LSA junior Cooper Charlton and LSA sophomore Steven Halperin lead Make Michigan in this election. Charlton is currently president of the University’s Student-Athlete Advisory Committee and Halperin is a current LSA representative. Under the current leadership of Public Policy Senior Bobby Dishell, Make Michigan has put several notable programs into action, such as need-based ticket prices for financially disadvantaged students, maintaining the Night Owl late-night bus service and beginning the Wolverine Support Network. However, this year’s platform offers either small-scale or ineffective policies that fail to recognize larger issues that face the campus. While Charlton’s record working with University administration and receptiveness to critical feedback gives us faith in his leadership abilities, problems with the platform begin with the ideas for increasing diversity and combating sexual assault. Make Michigan intends to implement SEED faculty training, a for-profit program which educates faculty members on inclusion. However, the Program on Intergroup Relations already exists. While IGR is currently designed for students, it promotes a similar agenda to SEED. Therefore, it would be wiser to use resources the University has to develop a program for faculty, as redundancy is not needed.
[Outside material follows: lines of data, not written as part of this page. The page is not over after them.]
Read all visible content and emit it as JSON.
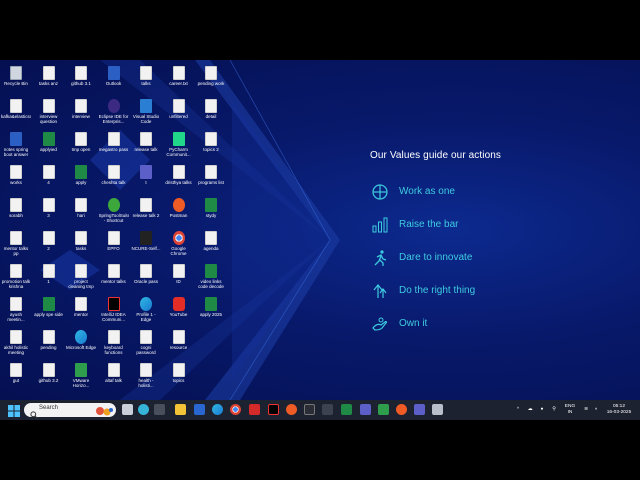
{
  "desktop": {
    "icons": [
      {
        "label": "Recycle Bin",
        "kind": "bin"
      },
      {
        "label": "tasks anz",
        "kind": "file"
      },
      {
        "label": "github 3.1",
        "kind": "file"
      },
      {
        "label": "Outlook",
        "kind": "word"
      },
      {
        "label": "talks",
        "kind": "file"
      },
      {
        "label": "career.txt",
        "kind": "file"
      },
      {
        "label": "pending work",
        "kind": "file"
      },
      {
        "label": "kafka&elasticsc...",
        "kind": "file"
      },
      {
        "label": "interview question",
        "kind": "file"
      },
      {
        "label": "interview",
        "kind": "file"
      },
      {
        "label": "Eclipse IDE for Enterpris...",
        "kind": "eclipse"
      },
      {
        "label": "Visual Studio Code",
        "kind": "vs"
      },
      {
        "label": "unfiltered",
        "kind": "file"
      },
      {
        "label": "detail",
        "kind": "file"
      },
      {
        "label": "notes spring boot answer",
        "kind": "word"
      },
      {
        "label": "applyied",
        "kind": "excel"
      },
      {
        "label": "tmp open",
        "kind": "file"
      },
      {
        "label": "megastro pass",
        "kind": "file"
      },
      {
        "label": "release talk",
        "kind": "file"
      },
      {
        "label": "PyCharm Communit...",
        "kind": "pycharm"
      },
      {
        "label": "topics 2",
        "kind": "file"
      },
      {
        "label": "works",
        "kind": "file"
      },
      {
        "label": "4",
        "kind": "file"
      },
      {
        "label": "apply",
        "kind": "excel"
      },
      {
        "label": "cheshta talk",
        "kind": "file"
      },
      {
        "label": "t",
        "kind": "teams"
      },
      {
        "label": "dristhya talks",
        "kind": "file"
      },
      {
        "label": "programs list",
        "kind": "file"
      },
      {
        "label": "sorabh",
        "kind": "file"
      },
      {
        "label": "3",
        "kind": "file"
      },
      {
        "label": "hari",
        "kind": "file"
      },
      {
        "label": "SpringToolSuite4 - Shortcut",
        "kind": "green"
      },
      {
        "label": "release talk 2",
        "kind": "file"
      },
      {
        "label": "Postman",
        "kind": "postman"
      },
      {
        "label": "stydy",
        "kind": "excel"
      },
      {
        "label": "mentor talks pp",
        "kind": "file"
      },
      {
        "label": "2",
        "kind": "file"
      },
      {
        "label": "tasks",
        "kind": "file"
      },
      {
        "label": "EPFO",
        "kind": "file"
      },
      {
        "label": "NCURE-Self...",
        "kind": "dark"
      },
      {
        "label": "Google Chrome",
        "kind": "chrome"
      },
      {
        "label": "agenda",
        "kind": "file"
      },
      {
        "label": "promotion talk krishna",
        "kind": "file"
      },
      {
        "label": "1",
        "kind": "file"
      },
      {
        "label": "project cleaning tmp",
        "kind": "file"
      },
      {
        "label": "mentor talks",
        "kind": "file"
      },
      {
        "label": "Oracle pass",
        "kind": "file"
      },
      {
        "label": "ID",
        "kind": "file"
      },
      {
        "label": "video links code decode",
        "kind": "excel"
      },
      {
        "label": "ayush meetin...",
        "kind": "file"
      },
      {
        "label": "apply spe side",
        "kind": "excel"
      },
      {
        "label": "mentor",
        "kind": "file"
      },
      {
        "label": "IntelliJ IDEA Communi...",
        "kind": "intellij"
      },
      {
        "label": "Profile 1 - Edge",
        "kind": "edge"
      },
      {
        "label": "YouTube",
        "kind": "yt"
      },
      {
        "label": "apply 2025",
        "kind": "excel"
      },
      {
        "label": "akhil holistic meeting",
        "kind": "file"
      },
      {
        "label": "pending",
        "kind": "file"
      },
      {
        "label": "Microsoft Edge",
        "kind": "edge"
      },
      {
        "label": "keyboard functions",
        "kind": "file"
      },
      {
        "label": "cogni password",
        "kind": "file"
      },
      {
        "label": "resource",
        "kind": "file"
      },
      {
        "label": "",
        "kind": "none"
      },
      {
        "label": "gut",
        "kind": "file"
      },
      {
        "label": "github 3.2",
        "kind": "file"
      },
      {
        "label": "VMware Horizo...",
        "kind": "vmware"
      },
      {
        "label": "altaf talk",
        "kind": "file"
      },
      {
        "label": "health - holisti...",
        "kind": "file"
      },
      {
        "label": "topics",
        "kind": "file"
      },
      {
        "label": "",
        "kind": "none"
      }
    ]
  },
  "values": {
    "title": "Our Values guide our actions",
    "items": [
      {
        "label": "Work as one",
        "icon": "globe-icon"
      },
      {
        "label": "Raise the bar",
        "icon": "bar-chart-icon"
      },
      {
        "label": "Dare to innovate",
        "icon": "runner-icon"
      },
      {
        "label": "Do the right thing",
        "icon": "arrows-up-icon"
      },
      {
        "label": "Own it",
        "icon": "hand-icon"
      }
    ],
    "accent_color": "#3ecbe0"
  },
  "taskbar": {
    "search_placeholder": "Search",
    "tray": {
      "lang_top": "ENG",
      "lang_bottom": "IN",
      "time": "05:12",
      "date": "16-03-2025"
    }
  }
}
Furthermore, while increasing on-campus lighting to promote a safer atmosphere for students walking at night is a worthwhile effort, as it may make students feel safer, it does not effectively combat the culture that surrounds sexual assault — something that urgently needs to be addressed.
Lastly, Make Michigan touts a new Student Honor Code that will transcend the existing individual school codes; however, the Statement of Student Rights and Responsibilities is already in place — a fact addressed in a previous editorial. Simply put, the Make Michigan platform does not add up to the potent leadership and initiative that is essential to successful CSG governance.
Leading the Defend Affirmative Action Party — which is tightly linked to minority rights advocacy group BAMN — are LSA junior Keysha Wall and LSA sophomore Katie Kennedy running for CSG president and CSG vice president. The party is passionate about systemic issues, such as racism and bigotry, and wants to increase diversity and transparency on campus. While these are urgent concerns of the University, the party is too focused on a single issue, and therefore lacks the breadth of experience and knowledge required of CSG leadership. This is on top of the fact that both candidates lack experience working with University administration — a must-have for a student representative.
The Central Student Government should incorporate all student voices to effectively represent the entire student body on campus. All parties’ platforms voice student concerns but do not properly establish programs that will effectively combat these issues. The Michigan Daily’s editorial board is endorsing The Team because their platform most thoroughly addresses issues of diversity on campus by working with student groups such as the Black Student Union; issues of mental health by expanding CAPS to more locations; and issues of sexual assault by providing faculty training. Despite our endorsement, we urge The Team to expand its initiatives to combat sexual assault culture on campus, including education programs for student organizations. The Team must work to repair the negative perception surrounding Fidel as a result of Sigma Alpha Mu’s dissolution and the fraternity’s handling of the issues stemming from their ski trip. The Team presents ideas and claims to be inclusionary of all ideas and groups. This must persist should they win office.
Vote The Team candidates Will Royster and Matt Fidel for CSG president and vice president.